DATASET EXTRACT:
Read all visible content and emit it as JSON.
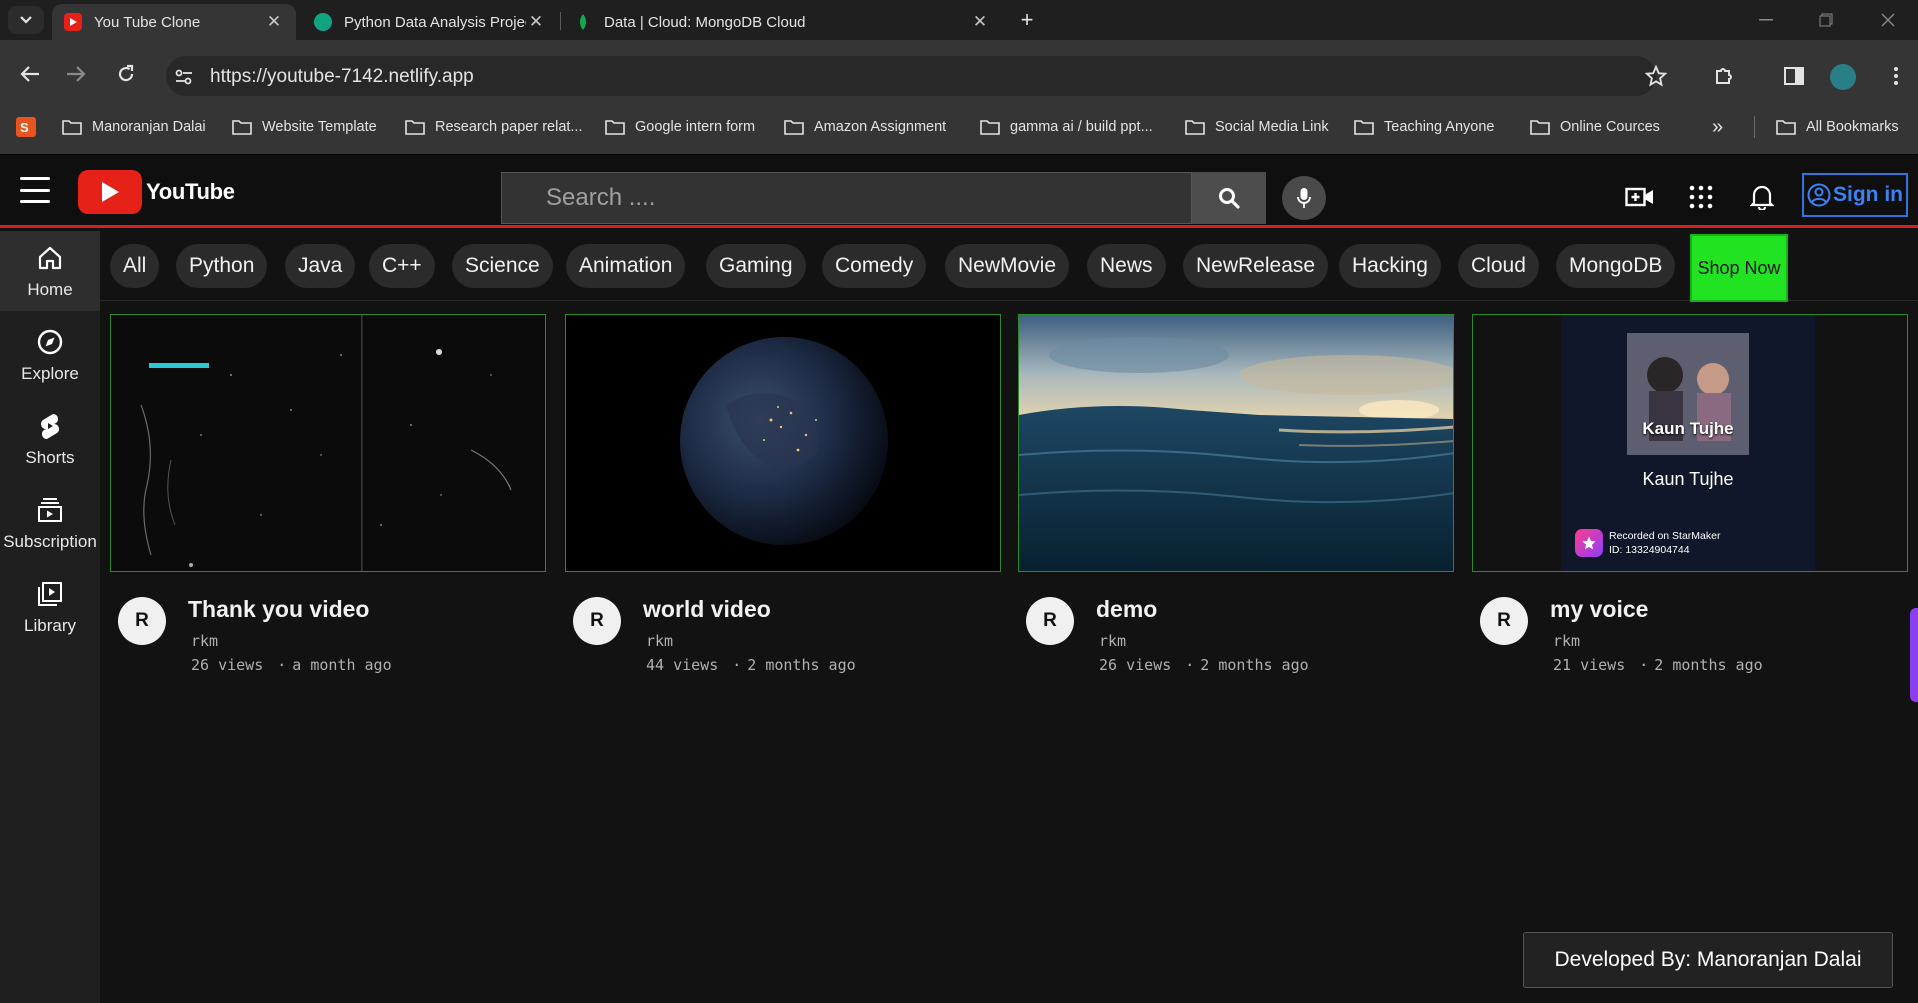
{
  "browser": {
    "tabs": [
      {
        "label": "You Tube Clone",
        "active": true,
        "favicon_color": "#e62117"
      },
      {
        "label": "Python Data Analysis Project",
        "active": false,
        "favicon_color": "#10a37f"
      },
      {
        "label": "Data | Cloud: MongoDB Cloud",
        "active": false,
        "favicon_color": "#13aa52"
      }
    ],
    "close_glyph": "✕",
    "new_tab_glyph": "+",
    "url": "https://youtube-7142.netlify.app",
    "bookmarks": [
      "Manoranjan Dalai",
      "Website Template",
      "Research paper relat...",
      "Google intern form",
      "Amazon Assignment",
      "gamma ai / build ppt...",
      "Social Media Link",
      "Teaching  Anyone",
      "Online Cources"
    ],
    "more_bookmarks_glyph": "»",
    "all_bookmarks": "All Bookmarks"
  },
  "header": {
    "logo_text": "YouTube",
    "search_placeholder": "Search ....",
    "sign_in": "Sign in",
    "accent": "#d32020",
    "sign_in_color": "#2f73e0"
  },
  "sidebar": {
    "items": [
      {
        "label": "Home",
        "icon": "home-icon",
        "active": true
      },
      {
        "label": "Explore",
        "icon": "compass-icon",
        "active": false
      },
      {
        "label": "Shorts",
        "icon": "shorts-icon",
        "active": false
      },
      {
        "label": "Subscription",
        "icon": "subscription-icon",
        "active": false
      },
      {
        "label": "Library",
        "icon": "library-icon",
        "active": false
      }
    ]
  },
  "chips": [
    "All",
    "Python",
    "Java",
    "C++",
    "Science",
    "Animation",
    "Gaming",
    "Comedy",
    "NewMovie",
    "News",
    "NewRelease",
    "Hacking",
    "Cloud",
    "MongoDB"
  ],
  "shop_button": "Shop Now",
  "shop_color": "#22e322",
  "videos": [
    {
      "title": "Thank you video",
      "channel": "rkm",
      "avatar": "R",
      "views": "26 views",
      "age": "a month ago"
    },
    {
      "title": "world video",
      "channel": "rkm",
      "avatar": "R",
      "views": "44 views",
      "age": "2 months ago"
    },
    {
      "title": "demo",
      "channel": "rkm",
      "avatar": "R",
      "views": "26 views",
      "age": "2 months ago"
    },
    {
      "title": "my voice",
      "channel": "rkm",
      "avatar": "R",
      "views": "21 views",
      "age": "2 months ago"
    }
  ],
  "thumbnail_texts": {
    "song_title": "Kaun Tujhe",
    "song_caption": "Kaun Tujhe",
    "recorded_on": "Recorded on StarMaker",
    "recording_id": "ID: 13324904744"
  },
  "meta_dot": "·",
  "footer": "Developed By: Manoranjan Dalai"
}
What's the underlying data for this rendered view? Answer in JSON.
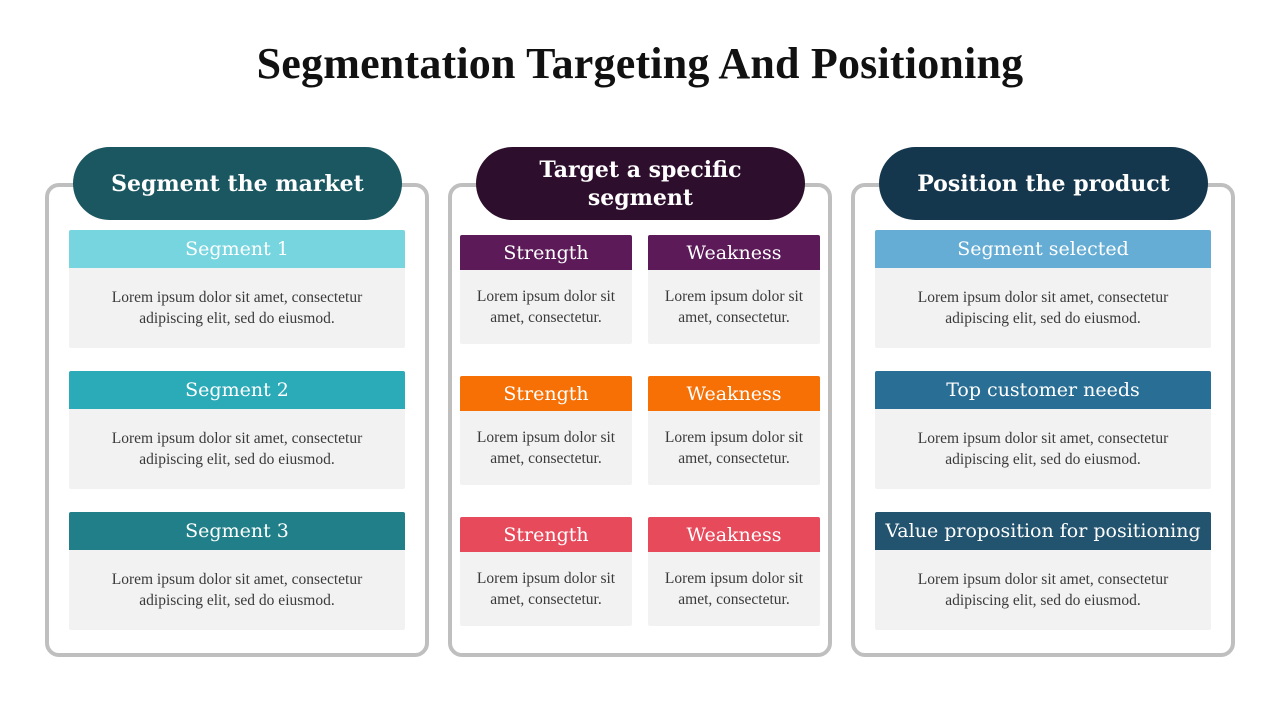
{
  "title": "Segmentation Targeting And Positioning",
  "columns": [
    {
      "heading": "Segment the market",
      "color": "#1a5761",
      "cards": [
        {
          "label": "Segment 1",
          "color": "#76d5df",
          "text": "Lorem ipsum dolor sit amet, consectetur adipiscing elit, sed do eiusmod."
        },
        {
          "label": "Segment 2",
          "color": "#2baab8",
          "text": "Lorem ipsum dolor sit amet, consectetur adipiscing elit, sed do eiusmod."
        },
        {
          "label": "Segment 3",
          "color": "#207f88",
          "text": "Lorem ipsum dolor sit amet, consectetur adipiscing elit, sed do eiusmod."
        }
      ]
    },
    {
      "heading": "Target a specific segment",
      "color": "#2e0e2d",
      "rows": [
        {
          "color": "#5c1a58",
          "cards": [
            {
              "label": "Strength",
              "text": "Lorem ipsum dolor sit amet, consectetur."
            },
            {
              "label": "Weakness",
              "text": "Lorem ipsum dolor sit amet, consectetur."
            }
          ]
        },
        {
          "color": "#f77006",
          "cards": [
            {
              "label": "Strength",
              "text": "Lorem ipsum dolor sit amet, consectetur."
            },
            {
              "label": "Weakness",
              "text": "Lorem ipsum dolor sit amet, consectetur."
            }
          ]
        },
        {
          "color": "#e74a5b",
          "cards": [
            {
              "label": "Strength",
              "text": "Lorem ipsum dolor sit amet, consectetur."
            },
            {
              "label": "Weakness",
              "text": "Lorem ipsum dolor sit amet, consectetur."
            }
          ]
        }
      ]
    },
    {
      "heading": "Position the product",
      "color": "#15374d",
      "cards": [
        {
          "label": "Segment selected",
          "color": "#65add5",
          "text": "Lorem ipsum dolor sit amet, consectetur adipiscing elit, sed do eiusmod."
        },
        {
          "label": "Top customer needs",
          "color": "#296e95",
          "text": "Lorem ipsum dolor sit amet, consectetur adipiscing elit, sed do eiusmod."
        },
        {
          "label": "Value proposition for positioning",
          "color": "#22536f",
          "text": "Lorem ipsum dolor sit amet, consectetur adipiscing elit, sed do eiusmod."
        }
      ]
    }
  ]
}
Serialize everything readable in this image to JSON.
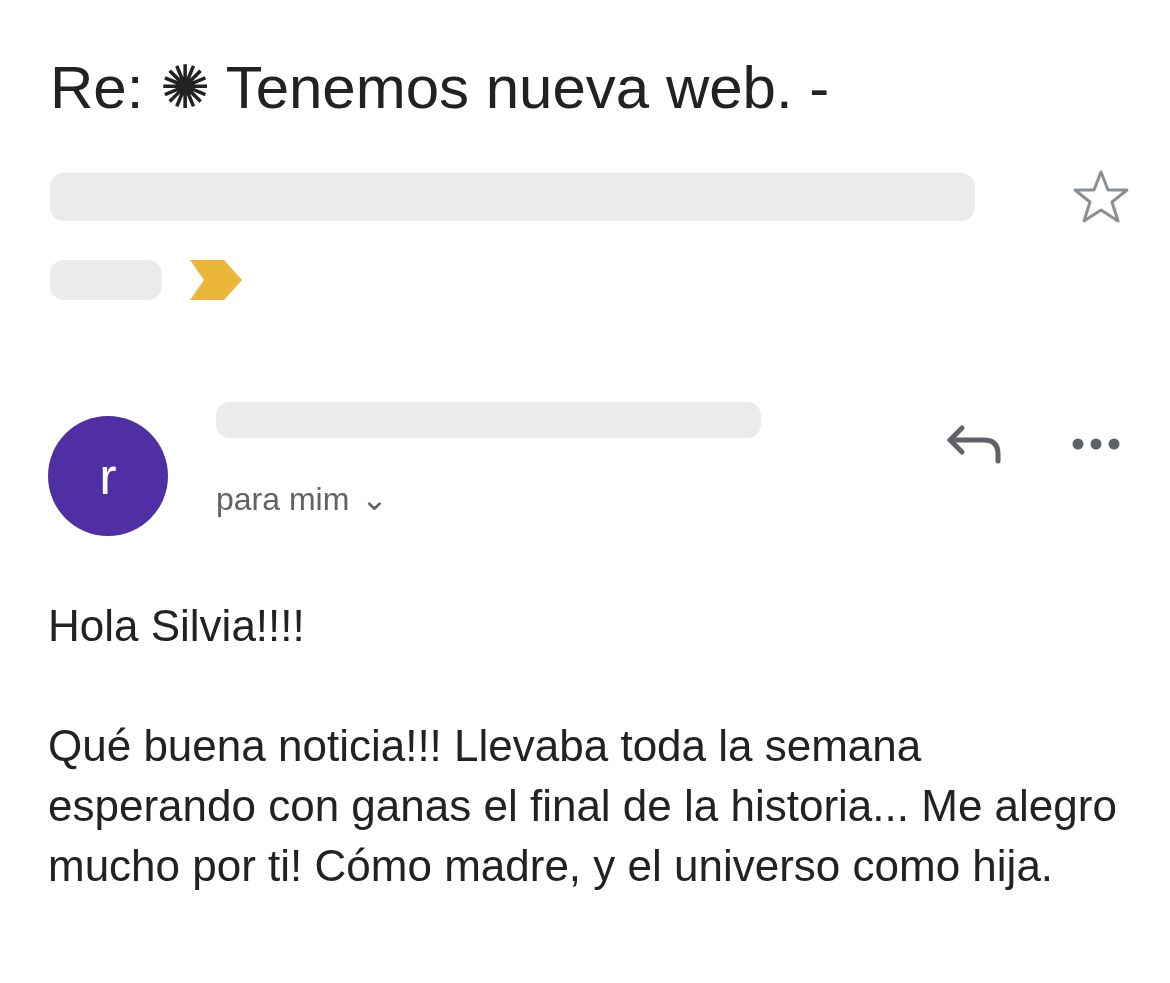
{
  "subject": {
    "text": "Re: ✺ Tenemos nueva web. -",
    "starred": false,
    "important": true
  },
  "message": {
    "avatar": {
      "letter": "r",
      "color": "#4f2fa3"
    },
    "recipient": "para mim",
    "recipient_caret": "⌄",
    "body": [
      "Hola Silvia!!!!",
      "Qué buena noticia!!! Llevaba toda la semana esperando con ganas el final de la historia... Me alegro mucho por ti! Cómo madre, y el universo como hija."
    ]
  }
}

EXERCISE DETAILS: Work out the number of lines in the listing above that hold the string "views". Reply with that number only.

OUTPUT FOR THIS EXERCISE: 4